Facebook hacked; no user data compromised
Facebook has revealed that it was "targeted in a sophisticated attack" by hackers last month -- this not long after Twitter and The New York Times reported that hackers got into their computers.
Facebook does not say specifically when the attack happened, but it does assure users in a blog post that it has found "no evidence that Facebook user data was compromised." That means that Facebook does not believe that usernames or passwords from the site were obtained by the hackers. Facebook does not reveal, however, what the attackers were able to see.
When reached by ABC News, Facebook declined to comment on who it believes was responsible for the attack.
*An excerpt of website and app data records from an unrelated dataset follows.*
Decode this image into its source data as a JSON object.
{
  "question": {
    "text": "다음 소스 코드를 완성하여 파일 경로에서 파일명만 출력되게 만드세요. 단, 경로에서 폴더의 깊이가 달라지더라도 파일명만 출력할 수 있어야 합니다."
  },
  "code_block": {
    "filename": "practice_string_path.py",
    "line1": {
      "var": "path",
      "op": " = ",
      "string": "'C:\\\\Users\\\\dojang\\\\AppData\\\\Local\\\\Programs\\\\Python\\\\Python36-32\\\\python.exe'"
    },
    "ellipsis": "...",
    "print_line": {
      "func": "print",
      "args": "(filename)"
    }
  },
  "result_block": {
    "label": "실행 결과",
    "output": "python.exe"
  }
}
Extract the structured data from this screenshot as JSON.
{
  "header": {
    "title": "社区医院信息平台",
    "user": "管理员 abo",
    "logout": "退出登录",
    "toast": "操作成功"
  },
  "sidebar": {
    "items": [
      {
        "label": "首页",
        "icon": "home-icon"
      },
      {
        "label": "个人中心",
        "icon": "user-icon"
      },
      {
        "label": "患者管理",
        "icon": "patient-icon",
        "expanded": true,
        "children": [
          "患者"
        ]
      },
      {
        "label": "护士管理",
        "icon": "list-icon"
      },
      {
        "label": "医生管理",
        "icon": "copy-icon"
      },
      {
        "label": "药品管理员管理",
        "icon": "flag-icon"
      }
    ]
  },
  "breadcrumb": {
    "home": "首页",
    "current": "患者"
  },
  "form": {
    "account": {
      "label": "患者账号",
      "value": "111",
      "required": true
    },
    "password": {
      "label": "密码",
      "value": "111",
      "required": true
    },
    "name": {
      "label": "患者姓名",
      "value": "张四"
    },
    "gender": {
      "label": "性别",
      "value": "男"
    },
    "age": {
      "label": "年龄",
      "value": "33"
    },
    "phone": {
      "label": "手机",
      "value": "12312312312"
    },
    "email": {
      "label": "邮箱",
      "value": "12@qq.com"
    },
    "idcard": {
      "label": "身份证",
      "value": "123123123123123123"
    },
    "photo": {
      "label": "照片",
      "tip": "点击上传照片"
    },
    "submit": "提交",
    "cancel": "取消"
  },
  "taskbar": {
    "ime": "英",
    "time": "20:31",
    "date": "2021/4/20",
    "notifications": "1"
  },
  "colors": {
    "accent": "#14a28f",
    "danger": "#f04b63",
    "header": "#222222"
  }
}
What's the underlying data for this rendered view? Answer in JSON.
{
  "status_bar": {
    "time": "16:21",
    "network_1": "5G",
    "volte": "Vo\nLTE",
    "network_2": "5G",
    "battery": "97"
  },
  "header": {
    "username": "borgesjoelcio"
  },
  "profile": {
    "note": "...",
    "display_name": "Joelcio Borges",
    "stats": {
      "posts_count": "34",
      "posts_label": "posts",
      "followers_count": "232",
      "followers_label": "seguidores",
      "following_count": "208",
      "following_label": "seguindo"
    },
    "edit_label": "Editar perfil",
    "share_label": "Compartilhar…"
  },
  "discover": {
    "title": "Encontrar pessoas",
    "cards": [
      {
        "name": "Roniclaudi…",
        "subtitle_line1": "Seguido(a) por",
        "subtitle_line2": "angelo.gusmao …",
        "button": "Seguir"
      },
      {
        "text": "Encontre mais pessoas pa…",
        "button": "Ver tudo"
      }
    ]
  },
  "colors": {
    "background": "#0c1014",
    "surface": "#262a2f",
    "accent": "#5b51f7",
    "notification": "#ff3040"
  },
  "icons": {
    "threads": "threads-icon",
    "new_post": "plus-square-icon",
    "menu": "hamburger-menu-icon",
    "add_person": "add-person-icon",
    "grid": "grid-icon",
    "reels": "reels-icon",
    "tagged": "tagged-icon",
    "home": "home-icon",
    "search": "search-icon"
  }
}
Facebook's security team has traced the attack to a website that was visited by Facebook employees. The website installed malware on the employees' laptops, even though they were protected by anti-virus software.
"As soon as we discovered the presence of the malware, we remediated all infected machines, informed law enforcement, and began a significant investigation that continues to this day," Facebook says in its blog post.
Given that the attack came through employee laptops, it is possible that the information compromised was simply what was on their personal computers.
RELATED: 10 Tips to Protect Yourself Online
Facebook says the compromise began with a vulnerability in Java, the software used to show much of the content on Web browsers. As a result, the Department of Homeland Security released a statement last month urging computer users to disable the software in browsers.
"We don't know much yet about what was compromised, but Java is used with so many applications the vulnerabilities are designed to take advantage of that," Robert Siciliano, a security expert at the anti-malware firm McAfee, told ABC News. "In this case it was a zero-day vulnerability -- it was a brand-new virus -- that they couldn't protect against."
Facebook's announcement comes after Twitter's announcement on Feb. 1 that 250,000 accounts were compromised in an attack. Twitter required affected users to reset their passwords. The New York Times and the Wall Street Journal's computer systems were infiltrated by Chinese hackers in late January.
Although Facebook user data seems to be safe at this point, this is a good time to make sure you are following basic online safety tips -- reset your passwords regularly, keep your anti-virus software up to date, and stay away from websites that seem questionable.